“Hmm. More whitewashing.”
“Whitewashing?” Another raised eyebrow.
“This place is whitewashed. The Indians, the black people, probably Latin American people—“
“Right! I picked cherries with them when I was a kid. Migrant workers. I haven’t seen any around since then.”
“More migrants. ‘Hands.’ Unwelcome, except for what they can do, temporarily, with their hands.”
The people in that town clearly think of themselves as good, honest people, but like most white Americans, they live in communities that are anything but good and honest when it comes to their relations with, and their thefts from, people who were and are not white. And once you realize that, and you realize how that knowledge can alienate or separate you from people you otherwise know and even love, it can be uncomfortable, and even despairing, to be surrounded by other white people. It can also be easy to fall back into the common white habit of not even thinking about that knowledge, let alone speaking it or acting on it.

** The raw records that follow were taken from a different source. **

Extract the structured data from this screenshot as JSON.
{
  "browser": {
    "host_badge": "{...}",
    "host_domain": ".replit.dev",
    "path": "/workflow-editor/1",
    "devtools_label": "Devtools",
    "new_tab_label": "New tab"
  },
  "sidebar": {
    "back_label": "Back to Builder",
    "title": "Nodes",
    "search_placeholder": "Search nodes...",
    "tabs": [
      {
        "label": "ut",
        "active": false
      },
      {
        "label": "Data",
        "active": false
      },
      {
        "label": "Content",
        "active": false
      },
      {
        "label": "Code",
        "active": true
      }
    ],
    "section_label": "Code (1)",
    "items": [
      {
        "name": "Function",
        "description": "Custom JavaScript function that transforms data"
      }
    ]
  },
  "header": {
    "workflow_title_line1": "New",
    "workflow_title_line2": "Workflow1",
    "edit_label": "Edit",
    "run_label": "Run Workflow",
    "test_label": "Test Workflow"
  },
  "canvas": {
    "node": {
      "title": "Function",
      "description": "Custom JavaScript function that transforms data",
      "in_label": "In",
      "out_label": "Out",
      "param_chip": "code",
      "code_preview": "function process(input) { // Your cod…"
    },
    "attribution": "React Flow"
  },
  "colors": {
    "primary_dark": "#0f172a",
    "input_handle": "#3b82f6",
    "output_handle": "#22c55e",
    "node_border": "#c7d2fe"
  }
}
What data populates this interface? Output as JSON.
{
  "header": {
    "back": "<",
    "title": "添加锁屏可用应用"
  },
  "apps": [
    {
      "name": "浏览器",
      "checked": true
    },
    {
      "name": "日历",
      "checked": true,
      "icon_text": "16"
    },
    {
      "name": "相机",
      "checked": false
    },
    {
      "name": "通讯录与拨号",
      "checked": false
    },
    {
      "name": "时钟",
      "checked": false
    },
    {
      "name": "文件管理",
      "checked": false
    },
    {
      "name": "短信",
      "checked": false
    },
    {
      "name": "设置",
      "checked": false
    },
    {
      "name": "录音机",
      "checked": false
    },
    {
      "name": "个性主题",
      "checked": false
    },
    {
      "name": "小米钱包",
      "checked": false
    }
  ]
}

The day after the closing fireworks, my father and I traveled further north in search of new places to fish, and to see some places that we’d never seen before. Everyone we encountered in our travels was white, except a man with long black hair who was walking alongside a highway. I considered diluting the racial homogeneity by visiting some reservations, but that seemed intrusive.
"And anyway," I thought lazily, and perhaps, whitely, "we’re on vacation."